ABOUT THIS EXERCISE ::
When a line of the entries below contains "JSON", it counts once; state how many such lines there are and nothing else.

Interface dataset entries ::

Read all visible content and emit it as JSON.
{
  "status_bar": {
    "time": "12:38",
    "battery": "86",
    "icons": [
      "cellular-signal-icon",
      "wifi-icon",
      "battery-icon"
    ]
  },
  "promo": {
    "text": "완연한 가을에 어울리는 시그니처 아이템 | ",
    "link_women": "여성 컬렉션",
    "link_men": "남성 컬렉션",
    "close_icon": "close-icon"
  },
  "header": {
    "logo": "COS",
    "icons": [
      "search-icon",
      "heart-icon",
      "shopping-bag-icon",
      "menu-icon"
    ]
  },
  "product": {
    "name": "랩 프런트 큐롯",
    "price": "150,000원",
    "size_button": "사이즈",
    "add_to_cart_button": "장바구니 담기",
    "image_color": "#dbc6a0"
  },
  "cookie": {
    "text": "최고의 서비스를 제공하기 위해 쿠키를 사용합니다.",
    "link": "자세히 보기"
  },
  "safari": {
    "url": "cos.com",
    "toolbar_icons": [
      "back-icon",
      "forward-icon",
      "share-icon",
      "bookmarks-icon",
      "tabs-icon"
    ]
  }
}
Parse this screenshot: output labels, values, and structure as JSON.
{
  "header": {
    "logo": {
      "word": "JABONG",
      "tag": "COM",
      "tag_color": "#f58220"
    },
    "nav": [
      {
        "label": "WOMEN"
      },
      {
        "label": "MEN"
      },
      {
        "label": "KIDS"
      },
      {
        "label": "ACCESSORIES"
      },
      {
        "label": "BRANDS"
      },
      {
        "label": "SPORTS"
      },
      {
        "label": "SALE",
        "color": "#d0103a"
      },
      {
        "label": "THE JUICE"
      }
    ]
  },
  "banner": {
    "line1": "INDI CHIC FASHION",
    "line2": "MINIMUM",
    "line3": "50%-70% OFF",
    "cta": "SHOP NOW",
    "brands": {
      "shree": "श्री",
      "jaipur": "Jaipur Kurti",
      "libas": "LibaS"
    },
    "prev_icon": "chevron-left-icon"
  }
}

RESPONSE AREA ::
2